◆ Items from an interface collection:

****

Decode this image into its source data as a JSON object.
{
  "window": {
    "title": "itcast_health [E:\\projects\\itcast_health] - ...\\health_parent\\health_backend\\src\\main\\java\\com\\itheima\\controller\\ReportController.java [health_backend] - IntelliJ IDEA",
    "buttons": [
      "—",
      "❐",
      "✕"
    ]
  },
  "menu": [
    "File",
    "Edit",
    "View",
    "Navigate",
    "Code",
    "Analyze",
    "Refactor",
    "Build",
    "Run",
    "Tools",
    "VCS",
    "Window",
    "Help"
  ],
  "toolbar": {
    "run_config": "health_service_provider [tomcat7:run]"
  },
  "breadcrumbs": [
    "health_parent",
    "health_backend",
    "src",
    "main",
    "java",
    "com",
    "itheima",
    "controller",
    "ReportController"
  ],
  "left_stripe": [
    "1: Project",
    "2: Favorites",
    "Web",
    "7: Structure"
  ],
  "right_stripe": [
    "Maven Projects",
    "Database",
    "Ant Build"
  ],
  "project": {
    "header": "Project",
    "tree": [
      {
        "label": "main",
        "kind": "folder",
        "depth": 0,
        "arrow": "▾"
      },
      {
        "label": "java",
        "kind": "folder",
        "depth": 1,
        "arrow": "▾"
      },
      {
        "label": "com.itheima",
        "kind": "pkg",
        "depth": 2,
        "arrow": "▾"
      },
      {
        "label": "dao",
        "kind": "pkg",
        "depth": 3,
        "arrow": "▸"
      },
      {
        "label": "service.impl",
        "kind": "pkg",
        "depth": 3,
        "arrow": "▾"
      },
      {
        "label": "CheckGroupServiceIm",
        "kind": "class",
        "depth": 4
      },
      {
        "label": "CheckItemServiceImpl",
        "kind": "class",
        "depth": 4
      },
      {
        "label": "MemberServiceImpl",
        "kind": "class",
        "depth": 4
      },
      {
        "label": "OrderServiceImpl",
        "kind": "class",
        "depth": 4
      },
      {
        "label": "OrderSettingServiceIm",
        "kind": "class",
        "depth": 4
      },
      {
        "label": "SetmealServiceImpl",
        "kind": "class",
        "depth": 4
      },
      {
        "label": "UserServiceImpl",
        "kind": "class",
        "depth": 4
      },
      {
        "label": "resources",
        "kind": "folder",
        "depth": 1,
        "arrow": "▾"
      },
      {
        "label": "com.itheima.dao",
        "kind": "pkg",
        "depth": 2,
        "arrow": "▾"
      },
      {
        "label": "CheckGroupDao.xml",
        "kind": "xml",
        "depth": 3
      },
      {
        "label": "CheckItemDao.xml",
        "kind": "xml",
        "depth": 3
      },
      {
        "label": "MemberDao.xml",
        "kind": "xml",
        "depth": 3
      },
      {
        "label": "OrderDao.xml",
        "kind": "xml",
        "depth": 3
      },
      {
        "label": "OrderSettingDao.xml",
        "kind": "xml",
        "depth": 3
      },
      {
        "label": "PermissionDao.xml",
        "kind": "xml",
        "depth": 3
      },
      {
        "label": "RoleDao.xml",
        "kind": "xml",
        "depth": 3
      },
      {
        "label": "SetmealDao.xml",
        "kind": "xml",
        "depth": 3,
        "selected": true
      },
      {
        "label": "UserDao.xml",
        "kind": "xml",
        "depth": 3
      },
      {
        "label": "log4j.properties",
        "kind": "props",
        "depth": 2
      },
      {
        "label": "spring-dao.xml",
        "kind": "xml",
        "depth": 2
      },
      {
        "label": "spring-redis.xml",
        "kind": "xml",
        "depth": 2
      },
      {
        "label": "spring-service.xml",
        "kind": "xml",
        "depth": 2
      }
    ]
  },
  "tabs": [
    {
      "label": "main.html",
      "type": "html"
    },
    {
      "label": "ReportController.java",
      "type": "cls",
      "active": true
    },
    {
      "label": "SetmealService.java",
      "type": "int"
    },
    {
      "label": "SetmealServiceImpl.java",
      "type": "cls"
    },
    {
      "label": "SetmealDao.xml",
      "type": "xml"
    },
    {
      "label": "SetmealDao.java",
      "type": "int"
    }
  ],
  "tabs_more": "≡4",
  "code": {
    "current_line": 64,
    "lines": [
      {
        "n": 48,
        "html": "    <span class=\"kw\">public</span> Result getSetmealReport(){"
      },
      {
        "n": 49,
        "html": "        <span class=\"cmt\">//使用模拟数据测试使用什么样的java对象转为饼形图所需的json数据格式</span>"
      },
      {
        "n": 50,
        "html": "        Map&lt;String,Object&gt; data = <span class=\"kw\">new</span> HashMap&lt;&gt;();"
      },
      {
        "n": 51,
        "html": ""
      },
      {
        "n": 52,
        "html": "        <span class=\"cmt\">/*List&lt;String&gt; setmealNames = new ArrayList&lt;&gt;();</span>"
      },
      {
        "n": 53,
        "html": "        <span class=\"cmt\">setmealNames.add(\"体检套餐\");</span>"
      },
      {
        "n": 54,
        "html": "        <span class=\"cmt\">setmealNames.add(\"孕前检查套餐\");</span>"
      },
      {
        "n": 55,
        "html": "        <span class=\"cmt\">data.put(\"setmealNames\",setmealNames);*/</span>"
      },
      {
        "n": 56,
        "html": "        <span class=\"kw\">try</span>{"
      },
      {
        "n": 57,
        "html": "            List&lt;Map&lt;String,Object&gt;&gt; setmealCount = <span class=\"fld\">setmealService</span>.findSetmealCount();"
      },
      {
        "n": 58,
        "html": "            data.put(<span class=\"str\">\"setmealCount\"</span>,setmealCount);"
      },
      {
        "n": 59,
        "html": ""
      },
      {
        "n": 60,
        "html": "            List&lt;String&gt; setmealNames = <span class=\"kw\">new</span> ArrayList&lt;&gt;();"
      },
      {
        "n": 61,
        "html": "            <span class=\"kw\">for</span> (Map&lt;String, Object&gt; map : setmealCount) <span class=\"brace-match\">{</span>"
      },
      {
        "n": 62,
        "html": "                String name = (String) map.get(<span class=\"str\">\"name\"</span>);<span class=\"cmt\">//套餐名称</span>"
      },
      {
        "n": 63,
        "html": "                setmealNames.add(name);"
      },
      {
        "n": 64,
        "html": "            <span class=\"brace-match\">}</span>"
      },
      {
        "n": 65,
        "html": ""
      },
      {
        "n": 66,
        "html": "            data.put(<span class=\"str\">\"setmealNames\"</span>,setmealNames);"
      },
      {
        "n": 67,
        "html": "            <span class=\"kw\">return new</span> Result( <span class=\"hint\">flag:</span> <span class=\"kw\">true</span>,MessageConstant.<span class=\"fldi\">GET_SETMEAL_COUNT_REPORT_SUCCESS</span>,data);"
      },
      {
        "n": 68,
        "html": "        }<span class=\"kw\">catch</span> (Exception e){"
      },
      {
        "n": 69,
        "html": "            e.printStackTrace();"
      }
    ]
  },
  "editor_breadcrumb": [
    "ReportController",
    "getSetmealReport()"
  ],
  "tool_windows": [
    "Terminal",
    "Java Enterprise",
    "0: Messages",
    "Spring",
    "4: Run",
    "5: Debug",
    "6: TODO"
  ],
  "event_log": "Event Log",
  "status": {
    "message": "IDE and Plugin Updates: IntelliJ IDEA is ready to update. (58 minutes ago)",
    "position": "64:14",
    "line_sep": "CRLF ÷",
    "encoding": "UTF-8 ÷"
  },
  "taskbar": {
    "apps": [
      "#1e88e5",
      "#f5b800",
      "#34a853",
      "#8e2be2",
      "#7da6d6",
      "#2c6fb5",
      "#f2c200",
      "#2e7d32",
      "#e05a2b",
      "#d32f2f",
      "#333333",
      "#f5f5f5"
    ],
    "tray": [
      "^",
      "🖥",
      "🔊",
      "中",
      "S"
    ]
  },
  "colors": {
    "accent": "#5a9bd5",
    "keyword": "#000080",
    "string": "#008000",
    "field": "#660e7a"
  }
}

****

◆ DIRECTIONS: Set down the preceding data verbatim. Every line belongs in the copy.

◆ YOUR RESPONSE:
Decode this image into its source data as a JSON object.
{
  "window": {
    "title": "itcast_health [E:\\projects\\itcast_health] - ...\\health_parent\\health_backend\\src\\main\\java\\com\\itheima\\controller\\ReportController.java [health_backend] - IntelliJ IDEA",
    "buttons": [
      "—",
      "❐",
      "✕"
    ]
  },
  "menu": [
    "File",
    "Edit",
    "View",
    "Navigate",
    "Code",
    "Analyze",
    "Refactor",
    "Build",
    "Run",
    "Tools",
    "VCS",
    "Window",
    "Help"
  ],
  "toolbar": {
    "run_config": "health_service_provider [tomcat7:run]"
  },
  "breadcrumbs": [
    "health_parent",
    "health_backend",
    "src",
    "main",
    "java",
    "com",
    "itheima",
    "controller",
    "ReportController"
  ],
  "left_stripe": [
    "1: Project",
    "2: Favorites",
    "Web",
    "7: Structure"
  ],
  "right_stripe": [
    "Maven Projects",
    "Database",
    "Ant Build"
  ],
  "project": {
    "header": "Project",
    "tree": [
      {
        "label": "main",
        "kind": "folder",
        "depth": 0,
        "arrow": "▾"
      },
      {
        "label": "java",
        "kind": "folder",
        "depth": 1,
        "arrow": "▾"
      },
      {
        "label": "com.itheima",
        "kind": "pkg",
        "depth": 2,
        "arrow": "▾"
      },
      {
        "label": "dao",
        "kind": "pkg",
        "depth": 3,
        "arrow": "▸"
      },
      {
        "label": "service.impl",
        "kind": "pkg",
        "depth": 3,
        "arrow": "▾"
      },
      {
        "label": "CheckGroupServiceIm",
        "kind": "class",
        "depth": 4
      },
      {
        "label": "CheckItemServiceImpl",
        "kind": "class",
        "depth": 4
      },
      {
        "label": "MemberServiceImpl",
        "kind": "class",
        "depth": 4
      },
      {
        "label": "OrderServiceImpl",
        "kind": "class",
        "depth": 4
      },
      {
        "label": "OrderSettingServiceIm",
        "kind": "class",
        "depth": 4
      },
      {
        "label": "SetmealServiceImpl",
        "kind": "class",
        "depth": 4
      },
      {
        "label": "UserServiceImpl",
        "kind": "class",
        "depth": 4
      },
      {
        "label": "resources",
        "kind": "folder",
        "depth": 1,
        "arrow": "▾"
      },
      {
        "label": "com.itheima.dao",
        "kind": "pkg",
        "depth": 2,
        "arrow": "▾"
      },
      {
        "label": "CheckGroupDao.xml",
        "kind": "xml",
        "depth": 3
      },
      {
        "label": "CheckItemDao.xml",
        "kind": "xml",
        "depth": 3
      },
      {
        "label": "MemberDao.xml",
        "kind": "xml",
        "depth": 3
      },
      {
        "label": "OrderDao.xml",
        "kind": "xml",
        "depth": 3
      },
      {
        "label": "OrderSettingDao.xml",
        "kind": "xml",
        "depth": 3
      },
      {
        "label": "PermissionDao.xml",
        "kind": "xml",
        "depth": 3
      },
      {
        "label": "RoleDao.xml",
        "kind": "xml",
        "depth": 3
      },
      {
        "label": "SetmealDao.xml",
        "kind": "xml",
        "depth": 3,
        "selected": true
      },
      {
        "label": "UserDao.xml",
        "kind": "xml",
        "depth": 3
      },
      {
        "label": "log4j.properties",
        "kind": "props",
        "depth": 2
      },
      {
        "label": "spring-dao.xml",
        "kind": "xml",
        "depth": 2
      },
      {
        "label": "spring-redis.xml",
        "kind": "xml",
        "depth": 2
      },
      {
        "label": "spring-service.xml",
        "kind": "xml",
        "depth": 2
      }
    ]
  },
  "tabs": [
    {
      "label": "main.html",
      "type": "html"
    },
    {
      "label": "ReportController.java",
      "type": "cls",
      "active": true
    },
    {
      "label": "SetmealService.java",
      "type": "int"
    },
    {
      "label": "SetmealServiceImpl.java",
      "type": "cls"
    },
    {
      "label": "SetmealDao.xml",
      "type": "xml"
    },
    {
      "label": "SetmealDao.java",
      "type": "int"
    }
  ],
  "tabs_more": "≡4",
  "code": {
    "current_line": 64,
    "lines": [
      {
        "n": 48,
        "html": "    <span class=\"kw\">public</span> Result getSetmealReport(){"
      },
      {
        "n": 49,
        "html": "        <span class=\"cmt\">//使用模拟数据测试使用什么样的java对象转为饼形图所需的json数据格式</span>"
      },
      {
        "n": 50,
        "html": "        Map&lt;String,Object&gt; data = <span class=\"kw\">new</span> HashMap&lt;&gt;();"
      },
      {
        "n": 51,
        "html": ""
      },
      {
        "n": 52,
        "html": "        <span class=\"cmt\">/*List&lt;String&gt; setmealNames = new ArrayList&lt;&gt;();</span>"
      },
      {
        "n": 53,
        "html": "        <span class=\"cmt\">setmealNames.add(\"体检套餐\");</span>"
      },
      {
        "n": 54,
        "html": "        <span class=\"cmt\">setmealNames.add(\"孕前检查套餐\");</span>"
      },
      {
        "n": 55,
        "html": "        <span class=\"cmt\">data.put(\"setmealNames\",setmealNames);*/</span>"
      },
      {
        "n": 56,
        "html": "        <span class=\"kw\">try</span>{"
      },
      {
        "n": 57,
        "html": "            List&lt;Map&lt;String,Object&gt;&gt; setmealCount = <span class=\"fld\">setmealService</span>.findSetmealCount();"
      },
      {
        "n": 58,
        "html": "            data.put(<span class=\"str\">\"setmealCount\"</span>,setmealCount);"
      },
      {
        "n": 59,
        "html": ""
      },
      {
        "n": 60,
        "html": "            List&lt;String&gt; setmealNames = <span class=\"kw\">new</span> ArrayList&lt;&gt;();"
      },
      {
        "n": 61,
        "html": "            <span class=\"kw\">for</span> (Map&lt;String, Object&gt; map : setmealCount) <span class=\"brace-match\">{</span>"
      },
      {
        "n": 62,
        "html": "                String name = (String) map.get(<span class=\"str\">\"name\"</span>);<span class=\"cmt\">//套餐名称</span>"
      },
      {
        "n": 63,
        "html": "                setmealNames.add(name);"
      },
      {
        "n": 64,
        "html": "            <span class=\"brace-match\">}</span>"
      },
      {
        "n": 65,
        "html": ""
      },
      {
        "n": 66,
        "html": "            data.put(<span class=\"str\">\"setmealNames\"</span>,setmealNames);"
      },
      {
        "n": 67,
        "html": "            <span class=\"kw\">return new</span> Result( <span class=\"hint\">flag:</span> <span class=\"kw\">true</span>,MessageConstant.<span class=\"fldi\">GET_SETMEAL_COUNT_REPORT_SUCCESS</span>,data);"
      },
      {
        "n": 68,
        "html": "        }<span class=\"kw\">catch</span> (Exception e){"
      },
      {
        "n": 69,
        "html": "            e.printStackTrace();"
      }
    ]
  },
  "editor_breadcrumb": [
    "ReportController",
    "getSetmealReport()"
  ],
  "tool_windows": [
    "Terminal",
    "Java Enterprise",
    "0: Messages",
    "Spring",
    "4: Run",
    "5: Debug",
    "6: TODO"
  ],
  "event_log": "Event Log",
  "status": {
    "message": "IDE and Plugin Updates: IntelliJ IDEA is ready to update. (58 minutes ago)",
    "position": "64:14",
    "line_sep": "CRLF ÷",
    "encoding": "UTF-8 ÷"
  },
  "taskbar": {
    "apps": [
      "#1e88e5",
      "#f5b800",
      "#34a853",
      "#8e2be2",
      "#7da6d6",
      "#2c6fb5",
      "#f2c200",
      "#2e7d32",
      "#e05a2b",
      "#d32f2f",
      "#333333",
      "#f5f5f5"
    ],
    "tray": [
      "^",
      "🖥",
      "🔊",
      "中",
      "S"
    ]
  },
  "colors": {
    "accent": "#5a9bd5",
    "keyword": "#000080",
    "string": "#008000",
    "field": "#660e7a"
  }
}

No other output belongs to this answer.